WHAT YOU NEED TO DO:
A faithful copy of the listing below is required.

** Opening INPUT FOR THIS TASK block **

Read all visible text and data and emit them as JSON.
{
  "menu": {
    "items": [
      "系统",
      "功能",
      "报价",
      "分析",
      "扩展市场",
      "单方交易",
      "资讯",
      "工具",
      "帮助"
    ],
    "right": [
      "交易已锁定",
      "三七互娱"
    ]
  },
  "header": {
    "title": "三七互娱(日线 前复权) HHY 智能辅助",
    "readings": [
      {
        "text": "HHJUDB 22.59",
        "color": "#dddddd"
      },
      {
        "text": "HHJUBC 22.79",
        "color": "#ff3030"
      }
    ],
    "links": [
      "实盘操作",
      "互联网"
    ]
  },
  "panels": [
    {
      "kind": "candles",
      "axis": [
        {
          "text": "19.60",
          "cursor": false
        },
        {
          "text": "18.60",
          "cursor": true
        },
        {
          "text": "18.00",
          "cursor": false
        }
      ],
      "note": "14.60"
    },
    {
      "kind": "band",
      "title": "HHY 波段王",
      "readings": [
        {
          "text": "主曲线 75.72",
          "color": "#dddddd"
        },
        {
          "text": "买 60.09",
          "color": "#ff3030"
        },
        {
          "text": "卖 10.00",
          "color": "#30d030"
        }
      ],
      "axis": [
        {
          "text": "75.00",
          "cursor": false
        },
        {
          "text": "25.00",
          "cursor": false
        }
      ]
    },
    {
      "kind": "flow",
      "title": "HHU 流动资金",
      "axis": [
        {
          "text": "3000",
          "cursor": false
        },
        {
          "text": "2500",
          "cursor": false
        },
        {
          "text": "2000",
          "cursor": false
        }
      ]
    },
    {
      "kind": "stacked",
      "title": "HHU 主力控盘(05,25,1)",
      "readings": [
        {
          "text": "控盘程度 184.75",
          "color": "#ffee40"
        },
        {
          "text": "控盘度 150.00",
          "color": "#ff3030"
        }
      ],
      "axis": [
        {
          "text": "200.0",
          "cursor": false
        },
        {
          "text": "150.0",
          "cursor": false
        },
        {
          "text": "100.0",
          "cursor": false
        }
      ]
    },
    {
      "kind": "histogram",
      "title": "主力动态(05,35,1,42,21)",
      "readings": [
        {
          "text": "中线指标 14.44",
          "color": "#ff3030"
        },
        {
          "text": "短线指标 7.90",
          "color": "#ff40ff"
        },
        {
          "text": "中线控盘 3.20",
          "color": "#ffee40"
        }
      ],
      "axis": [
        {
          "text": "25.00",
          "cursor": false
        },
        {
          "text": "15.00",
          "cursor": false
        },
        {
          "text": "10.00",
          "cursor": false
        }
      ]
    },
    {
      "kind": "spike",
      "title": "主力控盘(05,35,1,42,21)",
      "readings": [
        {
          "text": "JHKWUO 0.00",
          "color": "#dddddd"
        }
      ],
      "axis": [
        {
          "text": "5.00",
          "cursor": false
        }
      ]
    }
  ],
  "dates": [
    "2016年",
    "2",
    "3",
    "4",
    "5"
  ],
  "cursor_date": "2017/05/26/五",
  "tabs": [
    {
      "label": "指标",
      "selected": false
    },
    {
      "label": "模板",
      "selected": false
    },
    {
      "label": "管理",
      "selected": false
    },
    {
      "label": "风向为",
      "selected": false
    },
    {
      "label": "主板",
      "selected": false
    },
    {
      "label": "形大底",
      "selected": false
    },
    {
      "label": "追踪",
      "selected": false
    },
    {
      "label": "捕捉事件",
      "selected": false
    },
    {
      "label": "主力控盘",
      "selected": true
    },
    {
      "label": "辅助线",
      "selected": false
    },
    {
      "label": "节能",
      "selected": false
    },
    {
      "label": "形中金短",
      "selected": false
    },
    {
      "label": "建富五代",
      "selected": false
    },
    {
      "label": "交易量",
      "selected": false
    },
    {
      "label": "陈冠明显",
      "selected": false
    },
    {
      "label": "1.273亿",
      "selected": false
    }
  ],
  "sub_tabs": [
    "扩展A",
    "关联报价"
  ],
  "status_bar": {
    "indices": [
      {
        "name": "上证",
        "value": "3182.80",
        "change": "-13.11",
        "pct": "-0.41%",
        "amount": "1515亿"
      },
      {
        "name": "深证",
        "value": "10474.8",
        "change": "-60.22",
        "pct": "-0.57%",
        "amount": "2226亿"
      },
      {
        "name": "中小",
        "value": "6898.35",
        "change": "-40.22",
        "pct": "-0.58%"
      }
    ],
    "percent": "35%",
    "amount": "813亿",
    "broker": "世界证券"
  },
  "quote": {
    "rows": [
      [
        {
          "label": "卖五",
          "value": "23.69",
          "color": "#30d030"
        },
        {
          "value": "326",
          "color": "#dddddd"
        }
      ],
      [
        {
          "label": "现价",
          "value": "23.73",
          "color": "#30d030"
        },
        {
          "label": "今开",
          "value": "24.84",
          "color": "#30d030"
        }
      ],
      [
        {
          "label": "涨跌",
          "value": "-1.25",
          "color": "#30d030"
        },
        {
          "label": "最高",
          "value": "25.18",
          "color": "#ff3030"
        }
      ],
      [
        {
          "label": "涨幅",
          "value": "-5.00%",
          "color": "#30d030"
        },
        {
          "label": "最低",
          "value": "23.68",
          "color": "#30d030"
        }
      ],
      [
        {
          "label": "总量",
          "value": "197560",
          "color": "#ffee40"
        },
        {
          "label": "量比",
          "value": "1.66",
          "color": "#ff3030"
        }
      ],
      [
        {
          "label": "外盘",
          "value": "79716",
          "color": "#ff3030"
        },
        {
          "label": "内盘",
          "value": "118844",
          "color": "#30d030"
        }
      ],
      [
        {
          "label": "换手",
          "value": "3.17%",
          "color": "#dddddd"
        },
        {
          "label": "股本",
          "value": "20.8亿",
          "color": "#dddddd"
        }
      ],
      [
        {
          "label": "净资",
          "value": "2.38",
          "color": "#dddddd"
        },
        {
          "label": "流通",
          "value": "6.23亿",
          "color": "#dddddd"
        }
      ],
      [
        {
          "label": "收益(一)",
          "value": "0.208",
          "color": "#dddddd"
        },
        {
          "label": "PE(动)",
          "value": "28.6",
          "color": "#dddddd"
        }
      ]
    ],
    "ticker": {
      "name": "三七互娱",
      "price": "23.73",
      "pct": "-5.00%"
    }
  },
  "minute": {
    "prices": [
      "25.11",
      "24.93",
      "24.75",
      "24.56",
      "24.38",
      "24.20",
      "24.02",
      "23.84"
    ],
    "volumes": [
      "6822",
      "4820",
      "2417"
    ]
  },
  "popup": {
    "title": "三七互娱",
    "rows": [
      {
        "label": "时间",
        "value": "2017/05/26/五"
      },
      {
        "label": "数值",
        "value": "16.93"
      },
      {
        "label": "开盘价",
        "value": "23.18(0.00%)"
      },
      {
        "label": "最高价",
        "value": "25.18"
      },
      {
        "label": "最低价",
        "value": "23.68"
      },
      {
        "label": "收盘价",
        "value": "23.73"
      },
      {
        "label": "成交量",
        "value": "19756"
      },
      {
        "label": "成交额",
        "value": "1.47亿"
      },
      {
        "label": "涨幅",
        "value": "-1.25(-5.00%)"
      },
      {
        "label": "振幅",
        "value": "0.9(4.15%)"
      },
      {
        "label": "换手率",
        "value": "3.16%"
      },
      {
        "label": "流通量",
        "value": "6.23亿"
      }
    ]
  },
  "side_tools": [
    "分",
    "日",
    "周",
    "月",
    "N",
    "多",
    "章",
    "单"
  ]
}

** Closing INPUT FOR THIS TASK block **

EXERCISE OUTPUT:
Read all visible text and data and emit them as JSON.
{
  "menu": {
    "items": [
      "系统",
      "功能",
      "报价",
      "分析",
      "扩展市场",
      "单方交易",
      "资讯",
      "工具",
      "帮助"
    ],
    "right": [
      "交易已锁定",
      "三七互娱"
    ]
  },
  "header": {
    "title": "三七互娱(日线 前复权) HHY 智能辅助",
    "readings": [
      {
        "text": "HHJUDB 22.59",
        "color": "#dddddd"
      },
      {
        "text": "HHJUBC 22.79",
        "color": "#ff3030"
      }
    ],
    "links": [
      "实盘操作",
      "互联网"
    ]
  },
  "panels": [
    {
      "kind": "candles",
      "axis": [
        {
          "text": "19.60",
          "cursor": false
        },
        {
          "text": "18.60",
          "cursor": true
        },
        {
          "text": "18.00",
          "cursor": false
        }
      ],
      "note": "14.60"
    },
    {
      "kind": "band",
      "title": "HHY 波段王",
      "readings": [
        {
          "text": "主曲线 75.72",
          "color": "#dddddd"
        },
        {
          "text": "买 60.09",
          "color": "#ff3030"
        },
        {
          "text": "卖 10.00",
          "color": "#30d030"
        }
      ],
      "axis": [
        {
          "text": "75.00",
          "cursor": false
        },
        {
          "text": "25.00",
          "cursor": false
        }
      ]
    },
    {
      "kind": "flow",
      "title": "HHU 流动资金",
      "axis": [
        {
          "text": "3000",
          "cursor": false
        },
        {
          "text": "2500",
          "cursor": false
        },
        {
          "text": "2000",
          "cursor": false
        }
      ]
    },
    {
      "kind": "stacked",
      "title": "HHU 主力控盘(05,25,1)",
      "readings": [
        {
          "text": "控盘程度 184.75",
          "color": "#ffee40"
        },
        {
          "text": "控盘度 150.00",
          "color": "#ff3030"
        }
      ],
      "axis": [
        {
          "text": "200.0",
          "cursor": false
        },
        {
          "text": "150.0",
          "cursor": false
        },
        {
          "text": "100.0",
          "cursor": false
        }
      ]
    },
    {
      "kind": "histogram",
      "title": "主力动态(05,35,1,42,21)",
      "readings": [
        {
          "text": "中线指标 14.44",
          "color": "#ff3030"
        },
        {
          "text": "短线指标 7.90",
          "color": "#ff40ff"
        },
        {
          "text": "中线控盘 3.20",
          "color": "#ffee40"
        }
      ],
      "axis": [
        {
          "text": "25.00",
          "cursor": false
        },
        {
          "text": "15.00",
          "cursor": false
        },
        {
          "text": "10.00",
          "cursor": false
        }
      ]
    },
    {
      "kind": "spike",
      "title": "主力控盘(05,35,1,42,21)",
      "readings": [
        {
          "text": "JHKWUO 0.00",
          "color": "#dddddd"
        }
      ],
      "axis": [
        {
          "text": "5.00",
          "cursor": false
        }
      ]
    }
  ],
  "dates": [
    "2016年",
    "2",
    "3",
    "4",
    "5"
  ],
  "cursor_date": "2017/05/26/五",
  "tabs": [
    {
      "label": "指标",
      "selected": false
    },
    {
      "label": "模板",
      "selected": false
    },
    {
      "label": "管理",
      "selected": false
    },
    {
      "label": "风向为",
      "selected": false
    },
    {
      "label": "主板",
      "selected": false
    },
    {
      "label": "形大底",
      "selected": false
    },
    {
      "label": "追踪",
      "selected": false
    },
    {
      "label": "捕捉事件",
      "selected": false
    },
    {
      "label": "主力控盘",
      "selected": true
    },
    {
      "label": "辅助线",
      "selected": false
    },
    {
      "label": "节能",
      "selected": false
    },
    {
      "label": "形中金短",
      "selected": false
    },
    {
      "label": "建富五代",
      "selected": false
    },
    {
      "label": "交易量",
      "selected": false
    },
    {
      "label": "陈冠明显",
      "selected": false
    },
    {
      "label": "1.273亿",
      "selected": false
    }
  ],
  "sub_tabs": [
    "扩展A",
    "关联报价"
  ],
  "status_bar": {
    "indices": [
      {
        "name": "上证",
        "value": "3182.80",
        "change": "-13.11",
        "pct": "-0.41%",
        "amount": "1515亿"
      },
      {
        "name": "深证",
        "value": "10474.8",
        "change": "-60.22",
        "pct": "-0.57%",
        "amount": "2226亿"
      },
      {
        "name": "中小",
        "value": "6898.35",
        "change": "-40.22",
        "pct": "-0.58%"
      }
    ],
    "percent": "35%",
    "amount": "813亿",
    "broker": "世界证券"
  },
  "quote": {
    "rows": [
      [
        {
          "label": "卖五",
          "value": "23.69",
          "color": "#30d030"
        },
        {
          "value": "326",
          "color": "#dddddd"
        }
      ],
      [
        {
          "label": "现价",
          "value": "23.73",
          "color": "#30d030"
        },
        {
          "label": "今开",
          "value": "24.84",
          "color": "#30d030"
        }
      ],
      [
        {
          "label": "涨跌",
          "value": "-1.25",
          "color": "#30d030"
        },
        {
          "label": "最高",
          "value": "25.18",
          "color": "#ff3030"
        }
      ],
      [
        {
          "label": "涨幅",
          "value": "-5.00%",
          "color": "#30d030"
        },
        {
          "label": "最低",
          "value": "23.68",
          "color": "#30d030"
        }
      ],
      [
        {
          "label": "总量",
          "value": "197560",
          "color": "#ffee40"
        },
        {
          "label": "量比",
          "value": "1.66",
          "color": "#ff3030"
        }
      ],
      [
        {
          "label": "外盘",
          "value": "79716",
          "color": "#ff3030"
        },
        {
          "label": "内盘",
          "value": "118844",
          "color": "#30d030"
        }
      ],
      [
        {
          "label": "换手",
          "value": "3.17%",
          "color": "#dddddd"
        },
        {
          "label": "股本",
          "value": "20.8亿",
          "color": "#dddddd"
        }
      ],
      [
        {
          "label": "净资",
          "value": "2.38",
          "color": "#dddddd"
        },
        {
          "label": "流通",
          "value": "6.23亿",
          "color": "#dddddd"
        }
      ],
      [
        {
          "label": "收益(一)",
          "value": "0.208",
          "color": "#dddddd"
        },
        {
          "label": "PE(动)",
          "value": "28.6",
          "color": "#dddddd"
        }
      ]
    ],
    "ticker": {
      "name": "三七互娱",
      "price": "23.73",
      "pct": "-5.00%"
    }
  },
  "minute": {
    "prices": [
      "25.11",
      "24.93",
      "24.75",
      "24.56",
      "24.38",
      "24.20",
      "24.02",
      "23.84"
    ],
    "volumes": [
      "6822",
      "4820",
      "2417"
    ]
  },
  "popup": {
    "title": "三七互娱",
    "rows": [
      {
        "label": "时间",
        "value": "2017/05/26/五"
      },
      {
        "label": "数值",
        "value": "16.93"
      },
      {
        "label": "开盘价",
        "value": "23.18(0.00%)"
      },
      {
        "label": "最高价",
        "value": "25.18"
      },
      {
        "label": "最低价",
        "value": "23.68"
      },
      {
        "label": "收盘价",
        "value": "23.73"
      },
      {
        "label": "成交量",
        "value": "19756"
      },
      {
        "label": "成交额",
        "value": "1.47亿"
      },
      {
        "label": "涨幅",
        "value": "-1.25(-5.00%)"
      },
      {
        "label": "振幅",
        "value": "0.9(4.15%)"
      },
      {
        "label": "换手率",
        "value": "3.16%"
      },
      {
        "label": "流通量",
        "value": "6.23亿"
      }
    ]
  },
  "side_tools": [
    "分",
    "日",
    "周",
    "月",
    "N",
    "多",
    "章",
    "单"
  ]
}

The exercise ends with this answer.